"Obviously, I strongly disagree with Henry's characterization of my comments in regards to Nomar's current situation with Red Sox," Tellem said. "All further communication regarding this matter will be conducted in a private and professional manner among myself, Nomar and appropriate representatives of the Red Sox organization. As Nomar has stated, it has always been and still remains his goal to stay with the Red Sox."

The Red Sox have refused to discuss -- or even confirm -- their talks with Texas.

"We don't comment on rumors," Boston general manager Theo Epstein said. "It would be disrespectful for Nomar and Manny to talk about rumors surrounding them. I have great respect for Nomar and Manny."

Also Tuesday, Epstein said he would begin negotiating a contract extension with pitcher Pedro Martinez at the winter meetings in New Orleans this weekend.

"We don't feel pressured with regard to Pedro's contract," Epstein said. "He's signed through 2004 and we'll try to reach an agreement before spring training."

Martinez has one season and $17.5 million left on his deal. The right-handed ace refused comment, saying, "Boston has the ball in their hands."

Epstein and principal owner John Henry were in this Caribbean country to inaugurate a baseball academy near the outskirts of the Dominican capital to develop young talent.

The complex will cost $3 million to operate the first five years and can host up to 65 players at a time. There are two baseball diamonds, a dormitory building, gymnasium, kitchen and a study room.

The Los Angeles Dodgers, Oakland Athletics and San Diego Padres have built similar facilities in the Dominican Republic.
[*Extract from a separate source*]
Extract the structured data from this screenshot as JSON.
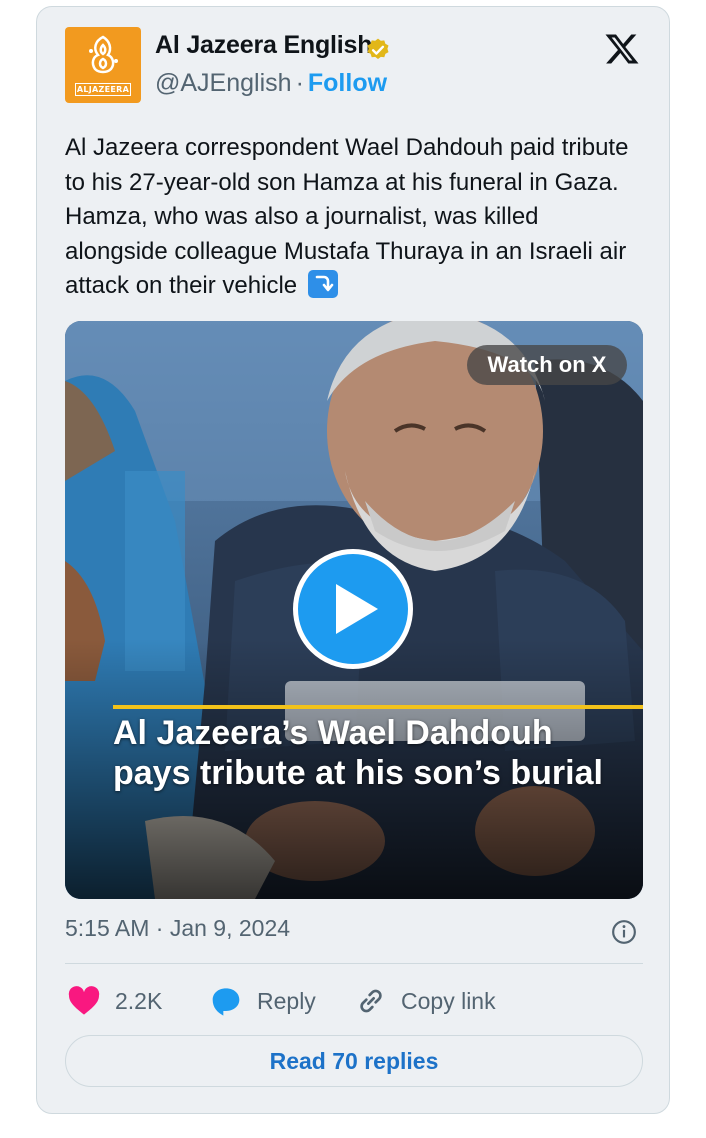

Also Tuesday, the Red Sox signed 18-year-old shortstop Luis Soto to a minor league contract. The switch-hitting Soto who played for the defending champion Baseball America team in the World Woodbat Tournament in Jupiter, Fla., this fall.